__PROBLEM TO SOLVE__. Your answer should be a faithful copy of the entire listing.

__RAW DATA__.
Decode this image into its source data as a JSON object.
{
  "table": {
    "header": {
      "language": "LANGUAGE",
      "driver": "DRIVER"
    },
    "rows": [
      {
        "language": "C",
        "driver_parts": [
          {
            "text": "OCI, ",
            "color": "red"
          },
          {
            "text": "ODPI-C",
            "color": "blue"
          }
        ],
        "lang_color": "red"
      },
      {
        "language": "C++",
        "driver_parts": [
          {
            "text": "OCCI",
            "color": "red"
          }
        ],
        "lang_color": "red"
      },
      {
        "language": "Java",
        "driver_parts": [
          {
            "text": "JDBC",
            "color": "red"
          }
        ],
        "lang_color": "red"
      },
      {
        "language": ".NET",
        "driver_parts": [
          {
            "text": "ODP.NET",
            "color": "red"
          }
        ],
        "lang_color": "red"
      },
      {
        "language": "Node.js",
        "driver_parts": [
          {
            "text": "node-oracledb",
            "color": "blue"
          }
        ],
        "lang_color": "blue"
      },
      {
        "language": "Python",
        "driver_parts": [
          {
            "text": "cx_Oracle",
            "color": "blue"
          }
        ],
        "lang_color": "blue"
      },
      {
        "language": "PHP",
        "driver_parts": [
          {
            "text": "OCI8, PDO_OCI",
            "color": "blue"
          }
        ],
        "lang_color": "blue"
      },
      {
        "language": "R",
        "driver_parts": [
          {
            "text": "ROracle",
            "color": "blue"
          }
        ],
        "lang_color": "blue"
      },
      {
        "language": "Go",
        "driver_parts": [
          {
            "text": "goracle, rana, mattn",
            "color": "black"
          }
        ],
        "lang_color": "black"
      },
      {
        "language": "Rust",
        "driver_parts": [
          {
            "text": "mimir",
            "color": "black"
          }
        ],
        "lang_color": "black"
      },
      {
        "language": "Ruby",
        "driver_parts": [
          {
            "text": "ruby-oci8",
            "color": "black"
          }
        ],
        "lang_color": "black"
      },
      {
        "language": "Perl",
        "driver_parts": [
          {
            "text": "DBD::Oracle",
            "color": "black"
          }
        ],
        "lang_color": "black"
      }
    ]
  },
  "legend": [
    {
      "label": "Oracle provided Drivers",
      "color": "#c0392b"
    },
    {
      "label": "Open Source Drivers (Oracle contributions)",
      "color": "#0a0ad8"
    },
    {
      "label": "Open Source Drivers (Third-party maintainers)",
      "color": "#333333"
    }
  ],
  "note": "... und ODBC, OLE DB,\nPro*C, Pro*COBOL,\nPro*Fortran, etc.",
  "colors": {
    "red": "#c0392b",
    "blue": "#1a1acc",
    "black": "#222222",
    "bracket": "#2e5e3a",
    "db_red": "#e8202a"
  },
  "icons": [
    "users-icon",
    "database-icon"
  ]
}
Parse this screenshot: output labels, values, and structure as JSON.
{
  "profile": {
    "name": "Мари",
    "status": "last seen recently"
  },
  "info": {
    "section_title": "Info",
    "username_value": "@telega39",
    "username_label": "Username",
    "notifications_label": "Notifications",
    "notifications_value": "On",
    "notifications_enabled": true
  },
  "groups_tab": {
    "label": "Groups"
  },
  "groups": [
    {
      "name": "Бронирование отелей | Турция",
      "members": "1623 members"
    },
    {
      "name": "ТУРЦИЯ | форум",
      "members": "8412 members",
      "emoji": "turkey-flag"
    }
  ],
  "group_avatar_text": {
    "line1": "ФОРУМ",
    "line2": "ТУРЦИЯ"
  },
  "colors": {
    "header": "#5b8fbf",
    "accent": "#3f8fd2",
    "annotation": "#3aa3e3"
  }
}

__ANSWER TO THE PROBLEM__.
Decode this image into its source data as a JSON object.
{
  "table": {
    "header": {
      "language": "LANGUAGE",
      "driver": "DRIVER"
    },
    "rows": [
      {
        "language": "C",
        "driver_parts": [
          {
            "text": "OCI, ",
            "color": "red"
          },
          {
            "text": "ODPI-C",
            "color": "blue"
          }
        ],
        "lang_color": "red"
      },
      {
        "language": "C++",
        "driver_parts": [
          {
            "text": "OCCI",
            "color": "red"
          }
        ],
        "lang_color": "red"
      },
      {
        "language": "Java",
        "driver_parts": [
          {
            "text": "JDBC",
            "color": "red"
          }
        ],
        "lang_color": "red"
      },
      {
        "language": ".NET",
        "driver_parts": [
          {
            "text": "ODP.NET",
            "color": "red"
          }
        ],
        "lang_color": "red"
      },
      {
        "language": "Node.js",
        "driver_parts": [
          {
            "text": "node-oracledb",
            "color": "blue"
          }
        ],
        "lang_color": "blue"
      },
      {
        "language": "Python",
        "driver_parts": [
          {
            "text": "cx_Oracle",
            "color": "blue"
          }
        ],
        "lang_color": "blue"
      },
      {
        "language": "PHP",
        "driver_parts": [
          {
            "text": "OCI8, PDO_OCI",
            "color": "blue"
          }
        ],
        "lang_color": "blue"
      },
      {
        "language": "R",
        "driver_parts": [
          {
            "text": "ROracle",
            "color": "blue"
          }
        ],
        "lang_color": "blue"
      },
      {
        "language": "Go",
        "driver_parts": [
          {
            "text": "goracle, rana, mattn",
            "color": "black"
          }
        ],
        "lang_color": "black"
      },
      {
        "language": "Rust",
        "driver_parts": [
          {
            "text": "mimir",
            "color": "black"
          }
        ],
        "lang_color": "black"
      },
      {
        "language": "Ruby",
        "driver_parts": [
          {
            "text": "ruby-oci8",
            "color": "black"
          }
        ],
        "lang_color": "black"
      },
      {
        "language": "Perl",
        "driver_parts": [
          {
            "text": "DBD::Oracle",
            "color": "black"
          }
        ],
        "lang_color": "black"
      }
    ]
  },
  "legend": [
    {
      "label": "Oracle provided Drivers",
      "color": "#c0392b"
    },
    {
      "label": "Open Source Drivers (Oracle contributions)",
      "color": "#0a0ad8"
    },
    {
      "label": "Open Source Drivers (Third-party maintainers)",
      "color": "#333333"
    }
  ],
  "note": "... und ODBC, OLE DB,\nPro*C, Pro*COBOL,\nPro*Fortran, etc.",
  "colors": {
    "red": "#c0392b",
    "blue": "#1a1acc",
    "black": "#222222",
    "bracket": "#2e5e3a",
    "db_red": "#e8202a"
  },
  "icons": [
    "users-icon",
    "database-icon"
  ]
}
Parse this screenshot: output labels, values, and structure as JSON.
{
  "profile": {
    "name": "Мари",
    "status": "last seen recently"
  },
  "info": {
    "section_title": "Info",
    "username_value": "@telega39",
    "username_label": "Username",
    "notifications_label": "Notifications",
    "notifications_value": "On",
    "notifications_enabled": true
  },
  "groups_tab": {
    "label": "Groups"
  },
  "groups": [
    {
      "name": "Бронирование отелей | Турция",
      "members": "1623 members"
    },
    {
      "name": "ТУРЦИЯ | форум",
      "members": "8412 members",
      "emoji": "turkey-flag"
    }
  ],
  "group_avatar_text": {
    "line1": "ФОРУМ",
    "line2": "ТУРЦИЯ"
  },
  "colors": {
    "header": "#5b8fbf",
    "accent": "#3f8fd2",
    "annotation": "#3aa3e3"
  }
}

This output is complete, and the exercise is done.